On a recent trip to Nairobi, Kenya, my husband captured the beauty of African queens as they gazed in the noonday sun. Although I did not accompany him on this trip, I need not travel across the Atlantic to encounter innumerable women who represent the African diaspora. With more than a third (34.7%) of Winston-Salem residents being of African descent, and over 54% of its residents listed as people of color (Black, Asian, Latino/Hispanic, Native Hawaiian, Pacific Islander, and mixed heritage), in comparison to the 51.2% White population, the face of Winston-Salem is becoming more and more multicultural. Our multicultural residents represent more than numbers on a census form; with every headwrap, lappa, patois, and academic degree, their intriguing stories are waiting to be told. Travel with me and let's see where our twin-city journey takes us!
Ama (pictured above) graduated from Salem College; she is currently a second year law student at Wake Forest University Law School.
To initiate dialogue across the Atlantic, I sent a postcard to my Ghanaian friends to ascertain the most pressing issues for women today residing in Ghana. I received their contact information from my former student, Ama. Grace, her mother, and Sethlina, her aunt, drafted a very detailed response to my query. I was elated about this project because Ama told me that she and her mother had never discussed women's issues before; therefore, I was pleased to begin this dialogue between them around transnational women's issues.
Grace and Sethlina named the following issues as paramount for Today's Ghanaian Women: See summary below, but click here for their in-depth responses.
Achlaï Ernest Wallace is a dear friend who now resides in Winston-Salem. She is a Haitian-Canadian woman who was born in Montreal, Quebec, Canada. Achlaï speaks three languages (English, French, and Haitian Kreyole). She works as a minister on college campuses in the United States and Canada. Before moving to the U.S., Achlaï started an organization called Montreal Women's Ministry Network (MWMN). The purpose of MWMN is to bring emotional healing to Haitian women. Although Achlaï is now a U.S. resident, after 10 years, her organization continues to thrive in Montreal. She is currently in the process of starting a sister organization to MWMN in the United States called International Women's Ministry Network. I was intrigued that Achlaï amalgamated spirituality with women's activism and community organizing.
To learn more about Achlaï's work both in Canada and in the United States, I interviewed her and we focused on the following questions.
Click here for website: www.mwmn.org
Chimamanda Adichie helps us to navigate the complex relationships between people of different cultural backgrounds.
Krishauna and Esmeralda Santiago
Santiago is one of my favorite authors. She writes about the experiences of Puerto Rican women. In her autobiography, Cuando era Puertorriqueña (When I was Puerto Rican), she writes about the amputation that she felt after being uprooted from her native Puerto Rico and sent to live in the United States with her mother following her parent's divorce. To my delight, Santiago came to Winston-Salem in September 2012 to present at the Bookmarks writers festival. Click here for Esmeralda Santiago's website.

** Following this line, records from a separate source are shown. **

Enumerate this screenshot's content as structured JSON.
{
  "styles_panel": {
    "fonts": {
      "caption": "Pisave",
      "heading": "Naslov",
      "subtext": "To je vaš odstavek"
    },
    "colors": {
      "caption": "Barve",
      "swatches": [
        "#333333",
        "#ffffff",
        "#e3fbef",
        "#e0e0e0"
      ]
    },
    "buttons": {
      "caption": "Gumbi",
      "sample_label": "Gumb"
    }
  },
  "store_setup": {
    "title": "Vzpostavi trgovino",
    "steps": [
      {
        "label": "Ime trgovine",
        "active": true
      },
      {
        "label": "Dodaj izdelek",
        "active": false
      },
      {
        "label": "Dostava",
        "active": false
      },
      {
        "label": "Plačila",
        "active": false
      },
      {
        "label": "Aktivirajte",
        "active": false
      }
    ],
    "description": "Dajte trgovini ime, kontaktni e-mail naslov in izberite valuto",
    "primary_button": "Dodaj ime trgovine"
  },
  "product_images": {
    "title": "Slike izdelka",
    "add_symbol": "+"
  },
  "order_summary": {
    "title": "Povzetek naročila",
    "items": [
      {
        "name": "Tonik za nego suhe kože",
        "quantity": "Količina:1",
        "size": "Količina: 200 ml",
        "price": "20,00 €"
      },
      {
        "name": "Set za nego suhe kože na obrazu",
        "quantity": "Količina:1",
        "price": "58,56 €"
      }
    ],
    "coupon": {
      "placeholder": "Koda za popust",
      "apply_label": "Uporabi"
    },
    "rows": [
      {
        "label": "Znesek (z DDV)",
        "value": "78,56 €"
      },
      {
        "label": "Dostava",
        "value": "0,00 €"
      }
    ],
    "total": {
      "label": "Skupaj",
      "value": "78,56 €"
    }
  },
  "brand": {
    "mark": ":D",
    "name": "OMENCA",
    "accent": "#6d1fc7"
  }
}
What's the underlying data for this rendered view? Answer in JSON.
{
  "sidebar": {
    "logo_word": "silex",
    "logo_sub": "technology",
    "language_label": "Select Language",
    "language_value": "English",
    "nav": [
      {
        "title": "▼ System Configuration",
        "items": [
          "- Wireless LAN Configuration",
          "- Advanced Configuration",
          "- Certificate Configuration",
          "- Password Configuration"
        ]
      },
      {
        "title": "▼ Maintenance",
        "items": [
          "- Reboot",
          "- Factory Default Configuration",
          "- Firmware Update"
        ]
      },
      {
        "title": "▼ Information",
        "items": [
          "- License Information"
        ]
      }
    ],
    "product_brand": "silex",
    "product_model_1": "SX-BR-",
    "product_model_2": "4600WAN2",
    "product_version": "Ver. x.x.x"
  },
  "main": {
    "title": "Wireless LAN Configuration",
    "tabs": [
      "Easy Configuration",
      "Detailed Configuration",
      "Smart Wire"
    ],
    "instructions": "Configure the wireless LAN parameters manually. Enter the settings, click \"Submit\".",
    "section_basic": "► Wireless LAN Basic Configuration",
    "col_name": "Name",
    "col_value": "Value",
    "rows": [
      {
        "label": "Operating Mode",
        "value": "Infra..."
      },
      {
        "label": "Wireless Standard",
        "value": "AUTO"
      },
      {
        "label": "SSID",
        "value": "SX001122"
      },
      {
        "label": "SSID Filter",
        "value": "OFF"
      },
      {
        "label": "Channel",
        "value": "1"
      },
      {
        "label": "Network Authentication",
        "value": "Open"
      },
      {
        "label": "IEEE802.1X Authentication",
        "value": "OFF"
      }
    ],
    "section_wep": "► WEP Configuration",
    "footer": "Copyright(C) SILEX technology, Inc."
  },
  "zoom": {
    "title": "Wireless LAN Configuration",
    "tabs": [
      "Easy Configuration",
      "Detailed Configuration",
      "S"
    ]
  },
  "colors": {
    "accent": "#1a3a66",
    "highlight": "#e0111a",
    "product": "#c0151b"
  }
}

Click here for an interview with Santiago. Santiago speaks about her latest novel, Conquistadora, which is about a powerful woman during colonial times who runs a plantation.Through her research, Santiago could not find such a role belonging to women in history, therefore she created her. Santiago also speaks about the domination of men on 19th century literature. She uses her pen to craft the story of a powerful woman who has been omitted from history while simultaneously giving voice to her African ancestors who were enslaved on the plantation.
As a Spanish instructor and a speaker of French, I have always been captivated by languages and cultures. My special day had to be commemorated by sharing it with my growing multicultural circle. These international ladies wore their native attire representing Mexico, Jamaica, Nigeria, and South Korea as they accompanied me down the isle. I would not have had it any other way.
Krishauna Hines-Gaither (bride/center) accompanied by international friends
Gathering organized by Krishauna of Black women of the African diaspora representing (l-r)Nigeria, Haiti/Canada, North Carolina, Ghana & Ohio (all currently residing in Winston-Salem). Click here to learn more about these women and the gathering.